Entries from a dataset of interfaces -

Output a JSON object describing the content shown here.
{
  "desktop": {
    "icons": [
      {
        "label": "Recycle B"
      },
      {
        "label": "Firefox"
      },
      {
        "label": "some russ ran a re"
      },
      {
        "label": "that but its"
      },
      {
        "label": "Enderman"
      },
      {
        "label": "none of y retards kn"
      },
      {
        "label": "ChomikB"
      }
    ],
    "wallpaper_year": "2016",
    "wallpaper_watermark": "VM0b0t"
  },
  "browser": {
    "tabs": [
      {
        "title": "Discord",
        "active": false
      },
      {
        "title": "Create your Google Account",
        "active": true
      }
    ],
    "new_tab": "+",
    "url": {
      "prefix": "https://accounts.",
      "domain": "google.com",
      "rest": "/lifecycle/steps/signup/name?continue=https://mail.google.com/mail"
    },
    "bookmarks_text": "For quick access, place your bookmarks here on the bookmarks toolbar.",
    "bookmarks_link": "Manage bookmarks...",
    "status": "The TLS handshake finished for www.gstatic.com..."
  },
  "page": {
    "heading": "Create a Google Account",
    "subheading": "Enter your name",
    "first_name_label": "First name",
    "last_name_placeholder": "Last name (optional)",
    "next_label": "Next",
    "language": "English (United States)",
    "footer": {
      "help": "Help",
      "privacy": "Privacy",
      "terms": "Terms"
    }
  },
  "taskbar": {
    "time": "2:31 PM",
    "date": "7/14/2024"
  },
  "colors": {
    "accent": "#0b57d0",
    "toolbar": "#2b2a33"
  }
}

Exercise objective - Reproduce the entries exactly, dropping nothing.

Exercise answer -
Output a JSON object describing the content shown here.
{
  "desktop": {
    "icons": [
      {
        "label": "Recycle B"
      },
      {
        "label": "Firefox"
      },
      {
        "label": "some russ ran a re"
      },
      {
        "label": "that but its"
      },
      {
        "label": "Enderman"
      },
      {
        "label": "none of y retards kn"
      },
      {
        "label": "ChomikB"
      }
    ],
    "wallpaper_year": "2016",
    "wallpaper_watermark": "VM0b0t"
  },
  "browser": {
    "tabs": [
      {
        "title": "Discord",
        "active": false
      },
      {
        "title": "Create your Google Account",
        "active": true
      }
    ],
    "new_tab": "+",
    "url": {
      "prefix": "https://accounts.",
      "domain": "google.com",
      "rest": "/lifecycle/steps/signup/name?continue=https://mail.google.com/mail"
    },
    "bookmarks_text": "For quick access, place your bookmarks here on the bookmarks toolbar.",
    "bookmarks_link": "Manage bookmarks...",
    "status": "The TLS handshake finished for www.gstatic.com..."
  },
  "page": {
    "heading": "Create a Google Account",
    "subheading": "Enter your name",
    "first_name_label": "First name",
    "last_name_placeholder": "Last name (optional)",
    "next_label": "Next",
    "language": "English (United States)",
    "footer": {
      "help": "Help",
      "privacy": "Privacy",
      "terms": "Terms"
    }
  },
  "taskbar": {
    "time": "2:31 PM",
    "date": "7/14/2024"
  },
  "colors": {
    "accent": "#0b57d0",
    "toolbar": "#2b2a33"
  }
}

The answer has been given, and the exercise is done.